The data that stand out to me are that this drug is a good alternative to selpercatinib. While I do believe that most folks would use selpercatinib as first line in this disease, I would emphasize we don’t have head-to-head comparison data. I think that’s going to be required. What a great option to have 2 different drugs available for a disease that until recently had very limited treatment options. Efficacy, significant safety, significant tumor lysis syndrome—[this agent is] generally predictable and manageable. I love the fact that we have these drugs now available to us...as we move into this new era of management of thyroid cancer in both medullary and nonmedullary RET mutation and RET rearrangement-driven disease.
Are there other drugs available for patients with MTC?
In contrast with the selpercatinib and pralsetinib data, we do have alternatives, backup plans for use of vandetanib. We have good data that show delay in progression, an ORR of 45% for patients receiving vandetanib versus placebo.5 Vandetanib is available and, at least in my book, remains a good second choice for patients who fail on the selpercatinib or pralsetinib or who have non-RET-driven MTC.
The ZETA trial [NCT00410761] also showed PFS by RET mutation status, demonstrating that the RET-positive disease does respond to the drug....There’s a hint toward benefit for these patients who have RET-positive disease.
AEs were much more common with vandetanib than with pralsetinib and selpercatinib. Lots of patients developed diarrhea [any grade, 56%]; this is a major limiting factor for the use of a drug in a disease where the drug causes diarrhea and the disease causes the diarrhea. So that’s a major issue but also all the usual AEs of TKIs.
In terms of AEs with cabozantinib [in the EXAM trial (NCT00704730)], diarrhea was a major issue.6 These patients had weight loss, loss of appetite, nausea, and fatigue. These drugs are not nearly as well tolerated as the more targeted therapy. So at least in my mind, these drop into the second-line status for these patients.
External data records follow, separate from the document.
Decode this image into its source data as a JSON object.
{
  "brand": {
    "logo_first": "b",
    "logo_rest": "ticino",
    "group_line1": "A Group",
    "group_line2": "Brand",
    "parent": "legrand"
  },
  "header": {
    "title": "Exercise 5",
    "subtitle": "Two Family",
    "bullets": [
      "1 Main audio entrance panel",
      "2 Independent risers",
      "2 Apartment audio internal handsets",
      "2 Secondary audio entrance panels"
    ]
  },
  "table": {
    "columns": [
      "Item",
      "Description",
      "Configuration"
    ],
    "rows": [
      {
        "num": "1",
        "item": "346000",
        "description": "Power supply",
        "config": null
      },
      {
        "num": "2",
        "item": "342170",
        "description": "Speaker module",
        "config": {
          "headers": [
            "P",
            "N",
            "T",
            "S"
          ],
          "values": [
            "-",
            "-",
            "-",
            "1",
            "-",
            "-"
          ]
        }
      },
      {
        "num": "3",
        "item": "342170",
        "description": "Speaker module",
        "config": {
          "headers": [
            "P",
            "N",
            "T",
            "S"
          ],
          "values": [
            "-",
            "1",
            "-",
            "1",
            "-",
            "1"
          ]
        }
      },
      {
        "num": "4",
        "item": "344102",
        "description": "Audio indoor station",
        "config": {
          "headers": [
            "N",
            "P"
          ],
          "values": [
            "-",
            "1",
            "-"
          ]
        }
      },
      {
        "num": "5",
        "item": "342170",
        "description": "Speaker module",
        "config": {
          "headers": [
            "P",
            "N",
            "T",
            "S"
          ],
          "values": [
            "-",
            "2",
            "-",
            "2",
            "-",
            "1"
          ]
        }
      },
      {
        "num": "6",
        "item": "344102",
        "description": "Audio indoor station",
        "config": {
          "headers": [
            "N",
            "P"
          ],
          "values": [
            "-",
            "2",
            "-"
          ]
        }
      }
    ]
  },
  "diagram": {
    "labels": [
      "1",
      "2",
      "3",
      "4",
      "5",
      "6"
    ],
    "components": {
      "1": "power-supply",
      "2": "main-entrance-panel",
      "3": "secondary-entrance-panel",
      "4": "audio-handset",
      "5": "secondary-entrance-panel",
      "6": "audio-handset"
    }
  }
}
Dose reductions [with cabozantinib] were very common. Many patients must undergo both dose reduction and ultimately discontinuation of treatment, so quite a contrast from the more targeted therapies